What’s a book killer for me? Since everyone’s already touched on my first instincts--insipid character and contrived plots--I'm going to tell you about reader killers or why I quit reading some of my favorite authors at one time or another.
Just for the record, these were writers that I didn’t even have to see what the book was about before I purchased it, their name was simply enough.
These are all well-known, read widely, and presumably rich authors. I’ve debated whether I should mention their names or not. Should I? Shouldn’t I? It’s not like my average six-comment blog is going to put a crimp in their mega-selling careers. And it is just my opinion. But I’m deciding not to, because they are in no position to defend themselves or if they did, it could become a viral war. Although that is way to build up your blog’s presence.

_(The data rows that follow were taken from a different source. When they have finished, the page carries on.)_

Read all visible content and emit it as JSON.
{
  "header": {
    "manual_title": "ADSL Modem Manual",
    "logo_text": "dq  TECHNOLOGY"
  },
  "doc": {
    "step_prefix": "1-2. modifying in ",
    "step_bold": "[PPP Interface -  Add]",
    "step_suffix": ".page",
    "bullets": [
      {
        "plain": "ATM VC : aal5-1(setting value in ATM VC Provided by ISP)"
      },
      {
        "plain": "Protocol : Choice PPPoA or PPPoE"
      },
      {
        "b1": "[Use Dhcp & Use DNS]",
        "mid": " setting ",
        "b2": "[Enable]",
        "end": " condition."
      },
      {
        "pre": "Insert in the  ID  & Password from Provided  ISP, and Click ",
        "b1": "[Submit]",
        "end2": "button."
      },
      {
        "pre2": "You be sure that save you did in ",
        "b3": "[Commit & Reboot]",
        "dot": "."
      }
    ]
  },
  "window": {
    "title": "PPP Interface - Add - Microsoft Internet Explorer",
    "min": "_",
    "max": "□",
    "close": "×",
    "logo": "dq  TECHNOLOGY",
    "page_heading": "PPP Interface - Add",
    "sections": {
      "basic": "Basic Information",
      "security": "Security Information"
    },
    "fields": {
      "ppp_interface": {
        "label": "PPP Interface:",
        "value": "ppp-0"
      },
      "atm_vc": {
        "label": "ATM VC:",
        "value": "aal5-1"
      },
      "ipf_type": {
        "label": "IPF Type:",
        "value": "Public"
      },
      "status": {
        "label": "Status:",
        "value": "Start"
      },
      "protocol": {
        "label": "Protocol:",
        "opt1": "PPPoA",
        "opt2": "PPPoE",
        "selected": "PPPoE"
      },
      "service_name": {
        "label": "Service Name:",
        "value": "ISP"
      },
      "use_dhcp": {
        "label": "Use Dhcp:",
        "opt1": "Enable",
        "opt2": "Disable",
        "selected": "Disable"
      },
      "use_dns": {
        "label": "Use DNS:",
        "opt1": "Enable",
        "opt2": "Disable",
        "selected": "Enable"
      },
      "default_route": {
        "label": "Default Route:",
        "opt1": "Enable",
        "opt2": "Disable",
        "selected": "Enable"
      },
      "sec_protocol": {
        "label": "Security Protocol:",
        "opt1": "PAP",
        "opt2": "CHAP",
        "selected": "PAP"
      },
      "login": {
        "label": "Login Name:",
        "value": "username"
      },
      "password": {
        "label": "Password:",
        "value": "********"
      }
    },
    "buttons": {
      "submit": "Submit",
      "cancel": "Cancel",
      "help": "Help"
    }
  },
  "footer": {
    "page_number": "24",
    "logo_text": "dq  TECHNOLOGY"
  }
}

So, the first author I quit is a suspense writer who publishes a couple books a year. I quit reading her because I figured out her formula. Who do you least suspect? I could read the first quarter of the book, ask myself the question, do a Harry and flip to the end to see if I was right. Nine times out of ten, I was. For me, the thrill was gone once I dissected the formula.
Ditto for the male author who writes death books disguised as romances. Why do male authors think someone has to die for it to be a romance? Apparently they didn’t get the HEA lesson we all got.
The second author is a best-selling juggernaut—he’s got books out in almost every genre—but speculation is that he doesn’t actually write them all. I quit reading him in the middle of his best-selling series because he jumped the shark. A reoccurring character came out of the office to become the Mastermind. I couldn’t buy it. And the author lost all credibility with me. I’m sure he’s using twenties as tissues to wipe his tears away at my frustrated desertion.
The final author I’m going to highlight has a popular character going into her eighteenth book, but the character never grows. She’s still making the same mistakes in book seventeen that she did in book one. Maybe I just outgrew her, but I find it frustrating to read about the same love-triangle and the core relationship going through the same growing pains without actually growing. And when asked on the Today show if the character would grow up and decide between the two men, this author said, “No. Why should she?”
At times, I can be quite the unforgiving reader. But, here’s the thing. Books can be spendy and they can be time-consuming, both things that are at times a deterrent in my life. Working fulltime, writing my own book, and paying bills, if I’m going to invest in a book, I want to read a book that deserves it.